How to Bike to Work Without Getting Sweaty
Some of the reasons why people prefer to ride their bicycles to work include enjoying being outdoors, saving on gasoline or bus money, getting more exercise and not having to deal with the daily grind of traffic. One downfall is that the physical exertion of bike riding can cause you to break a sweat, which can lead to a less than professional appearance.
Bike at a moderate pace during your morning commute. Though part of the reason to bike to work is to increase your activity level, riding at a moderate pace rather than a workout pace can help you to stay sweat-free. You’ll still strengthen your muscles, burn calories and enjoy being outdoors but you will arrive at your office properly groomed for a day's work.

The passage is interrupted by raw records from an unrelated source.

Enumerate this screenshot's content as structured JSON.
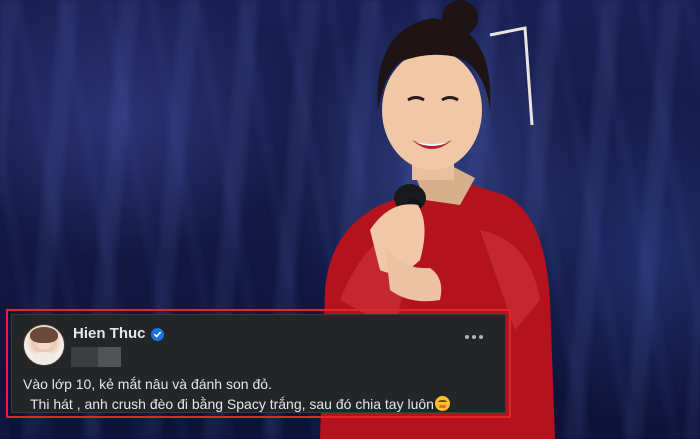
{
  "post": {
    "author": "Hien Thuc",
    "verified_icon": "verified-badge-icon",
    "lines": [
      "Vào lớp 10, kẻ mắt nâu và đánh son đỏ.",
      "Thi hát , anh crush đèo đi bằng Spacy trắng, sau đó chia tay luôn"
    ],
    "emoji": "smiling-face-with-hand-over-mouth-emoji",
    "more_icon": "more-options-icon"
  },
  "colors": {
    "highlight_border": "#e0252b",
    "card_background": "#242526",
    "text": "#e4e6eb",
    "verified_blue": "#1b74e4"
  }
}
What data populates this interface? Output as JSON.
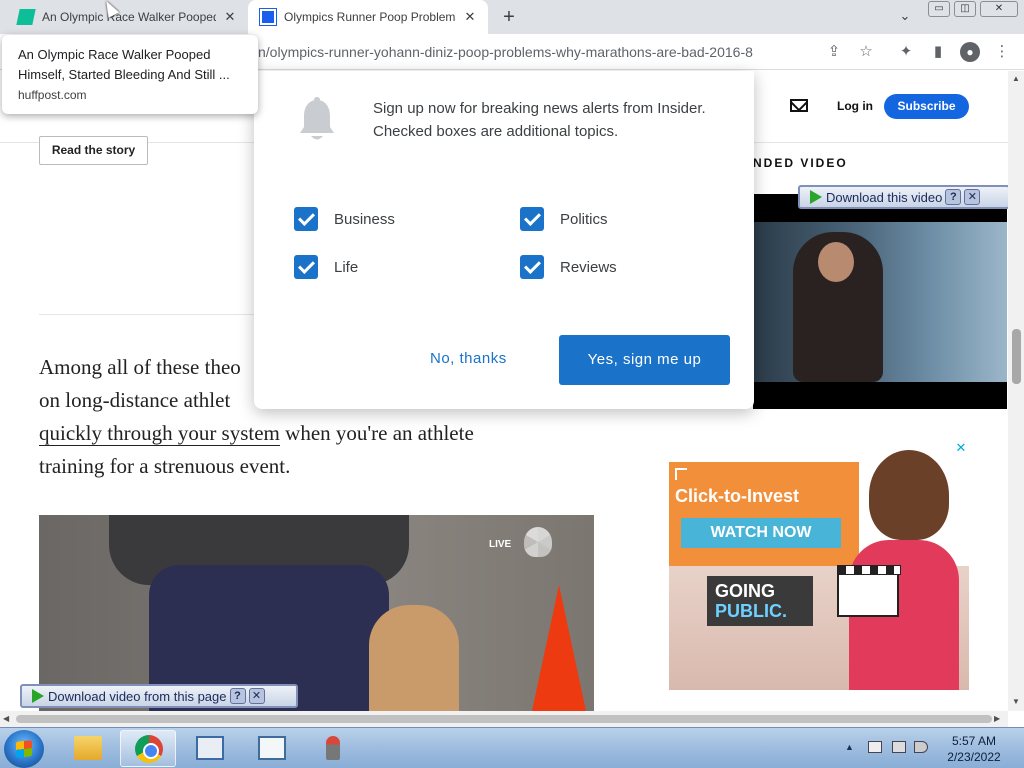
{
  "browser": {
    "tabs": [
      {
        "title": "An Olympic Race Walker Pooped Himself, Started Bleeding And Still ...",
        "close": "✕"
      },
      {
        "title": "Olympics Runner Poop Problems Why Marathons Are Bad - Insider",
        "close": "✕"
      }
    ],
    "newtab": "+",
    "tabsearch": "⌄",
    "window_controls": {
      "min": "▭",
      "max": "◫",
      "close": "✕"
    },
    "url": "n/olympics-runner-yohann-diniz-poop-problems-why-marathons-are-bad-2016-8",
    "toolbar_icons": {
      "share": "⇪",
      "star": "☆",
      "extensions": "✦",
      "panel": "▮",
      "profile": "●",
      "menu": "⋮"
    }
  },
  "hovercard": {
    "title": "An Olympic Race Walker Pooped Himself, Started Bleeding And Still ...",
    "domain": "huffpost.com"
  },
  "site": {
    "login": "Log in",
    "subscribe": "Subscribe",
    "read_story": "Read the story",
    "recommended_video_label": "NDED VIDEO"
  },
  "article": {
    "p1_line1": "Among all of these theo",
    "p1_line2": "on long-distance athlet",
    "p1_link_partial": "",
    "p1_line3_link": "quickly through your system",
    "p1_line3_rest": " when you're an athlete",
    "p1_line4": "training for a strenuous event.",
    "image_live_label": "LIVE"
  },
  "popover": {
    "message": "Sign up now for breaking news alerts from Insider. Checked boxes are additional topics.",
    "topics": [
      {
        "label": "Business",
        "checked": true
      },
      {
        "label": "Politics",
        "checked": true
      },
      {
        "label": "Life",
        "checked": true
      },
      {
        "label": "Reviews",
        "checked": true
      }
    ],
    "decline": "No, thanks",
    "accept": "Yes, sign me up"
  },
  "ad": {
    "headline": "Click-to-Invest",
    "cta": "WATCH NOW",
    "going": "GOING",
    "public": "PUBLIC.",
    "close": "✕"
  },
  "download_bars": {
    "top": {
      "label": "Download this video",
      "help": "?",
      "close": "✕"
    },
    "bottom": {
      "label": "Download video from this page",
      "help": "?",
      "close": "✕"
    }
  },
  "scrollbars": {
    "up": "▲",
    "down": "▼",
    "left": "◀",
    "right": "▶"
  },
  "taskbar": {
    "tray_up": "▲",
    "time": "5:57 AM",
    "date": "2/23/2022"
  },
  "colors": {
    "insider_blue": "#1466e0",
    "dialog_blue": "#1a73c9",
    "ad_orange": "#f28f3b"
  }
}
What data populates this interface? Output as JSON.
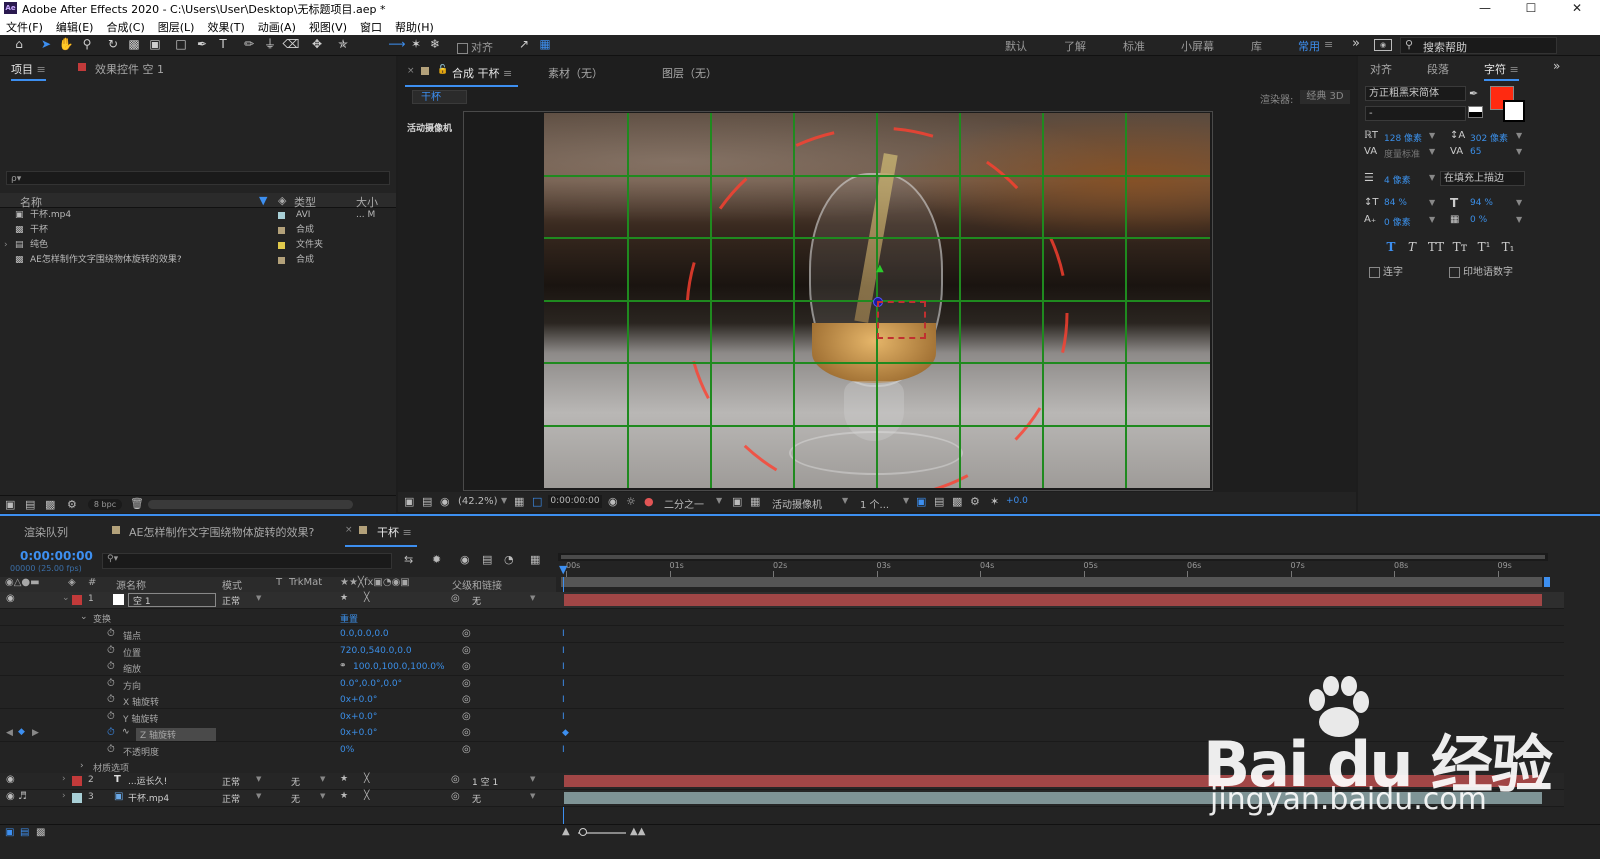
{
  "title_bar": {
    "app_icon": "Ae",
    "title": "Adobe After Effects 2020 - C:\\Users\\User\\Desktop\\无标题项目.aep *"
  },
  "menu": [
    "文件(F)",
    "编辑(E)",
    "合成(C)",
    "图层(L)",
    "效果(T)",
    "动画(A)",
    "视图(V)",
    "窗口",
    "帮助(H)"
  ],
  "toolbar": {
    "snap_label": "对齐",
    "workspaces": [
      "默认",
      "了解",
      "标准",
      "小屏幕",
      "库",
      "常用"
    ],
    "active_workspace": "常用",
    "search_placeholder": "搜索帮助"
  },
  "project_panel": {
    "tab_project": "项目",
    "tab_effects": "效果控件 空 1",
    "search_placeholder": "ρ▾",
    "headers": {
      "name": "名称",
      "type": "类型",
      "size": "大小"
    },
    "items": [
      {
        "name": "干杯.mp4",
        "type": "AVI",
        "size": "... M",
        "label_color": "#a8cfd6"
      },
      {
        "name": "干杯",
        "type": "合成",
        "size": "",
        "label_color": "#b3a17a"
      },
      {
        "name": "纯色",
        "type": "文件夹",
        "size": "",
        "label_color": "#e0c94b"
      },
      {
        "name": "AE怎样制作文字围绕物体旋转的效果?",
        "type": "合成",
        "size": "",
        "label_color": "#b3a17a"
      }
    ],
    "bpc": "8 bpc"
  },
  "comp_panel": {
    "tab_comp": "合成 干杯",
    "tab_footage": "素材（无）",
    "tab_layer": "图层（无）",
    "breadcrumb": "干杯",
    "renderer_label": "渲染器:",
    "renderer_value": "经典 3D",
    "camera_label": "活动摄像机",
    "footer": {
      "zoom": "(42.2%)",
      "timecode": "0:00:00:00",
      "resolution": "二分之一",
      "view": "活动摄像机",
      "views_count": "1 个...",
      "exposure": "+0.0"
    }
  },
  "character_panel": {
    "tab_align": "对齐",
    "tab_paragraph": "段落",
    "tab_character": "字符",
    "font_family": "方正粗黑宋简体",
    "font_style": "-",
    "fill_color": "#ff2a10",
    "font_size": "128 像素",
    "leading": "302 像素",
    "kerning": "度量标准",
    "tracking": "65",
    "stroke_width": "4 像素",
    "stroke_mode": "在填充上描边",
    "vert_scale": "84 %",
    "horiz_scale": "94 %",
    "baseline_shift": "0 像素",
    "tsume": "0 %",
    "style_buttons": [
      "T",
      "T",
      "TT",
      "Tт",
      "T¹",
      "T₁"
    ],
    "ligatures": "连字",
    "hindi_digits": "印地语数字"
  },
  "timeline": {
    "tab_render": "渲染队列",
    "tab_comp2": "AE怎样制作文字围绕物体旋转的效果?",
    "tab_comp": "干杯",
    "timecode": "0:00:00:00",
    "fps": "00000 (25.00 fps)",
    "col_headers": {
      "source": "源名称",
      "mode": "模式",
      "t": "T",
      "trkmat": "TrkMat",
      "parent": "父级和链接"
    },
    "ruler": [
      "00s",
      "01s",
      "02s",
      "03s",
      "04s",
      "05s",
      "06s",
      "07s",
      "08s",
      "09s"
    ],
    "layers": [
      {
        "num": "1",
        "name": "空 1",
        "mode": "正常",
        "trkmat": "",
        "parent": "无",
        "color": "#c23a3a"
      },
      {
        "num": "2",
        "name": "...运长久!",
        "mode": "正常",
        "trkmat": "无",
        "parent": "1 空 1",
        "color": "#c23a3a"
      },
      {
        "num": "3",
        "name": "干杯.mp4",
        "mode": "正常",
        "trkmat": "无",
        "parent": "无",
        "color": "#a8cfd6"
      }
    ],
    "transform_label": "变换",
    "reset_label": "重置",
    "properties": [
      {
        "name": "锚点",
        "value": "0.0,0.0,0.0"
      },
      {
        "name": "位置",
        "value": "720.0,540.0,0.0"
      },
      {
        "name": "缩放",
        "value": "100.0,100.0,100.0%"
      },
      {
        "name": "方向",
        "value": "0.0°,0.0°,0.0°"
      },
      {
        "name": "X 轴旋转",
        "value": "0x+0.0°"
      },
      {
        "name": "Y 轴旋转",
        "value": "0x+0.0°"
      },
      {
        "name": "Z 轴旋转",
        "value": "0x+0.0°"
      },
      {
        "name": "不透明度",
        "value": "0%"
      }
    ],
    "material_options": "材质选项"
  },
  "watermark": {
    "brand": "Bai du 经验",
    "url": "jingyan.baidu.com"
  }
}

Save the racing speed for the ride home.
Dress light if you have to wear your work clothes during your ride to prevent overheating from too many layers. Wear your slacks and shirt, but carry your sweater or jacket in a backpack and put it on when you arrive at work.
Wear workout clothing with moisture-wicking fabric if you are able to change once you get to work. Wicking means that your clothing will draw the sweat and moisture away from your body, which helps you stay drier and smell less. Many sportswear manufacturers offer clothing with a wicking feature.
Drink a bottle of cool water as you ride. The water can help to keep you hydrated while also keeping your body temperature in check.
Keep your backpack as light as possible by only bringing the necessities. The more weight you are carrying while riding your bike the more the exertion, which can lead to an increased amount of sweat. Take only what you absolutely need and leave the rest at home.
Take public transportation or catch a ride with a friend in the morning if it's especially hot or humid, yet bring your bike with you so that you are able to ride it home in the evening.
Ride a motorized commuter bike. These bicycles use a battery-powered electric motor, along with pedals, to make your ride easier. Less physical exertion can result in less sweat. Though your activity level is decreased, you will still enjoy being outdoors and helping the environment because no gasoline is needed.
Check with your physician before you start riding your bike to work if you've previously been sedentary.
- Check with your physician before you start riding your bike to work if you've previously been sedentary.
Beth Rifkin has been writing health- and fitness-related articles since 2005. Her bylines include "Tennis Life," "Ms. Fitness," "Triathlon Magazine," "Inside Tennis" and others. She holds a Bachelor of Business Administration from Temple University.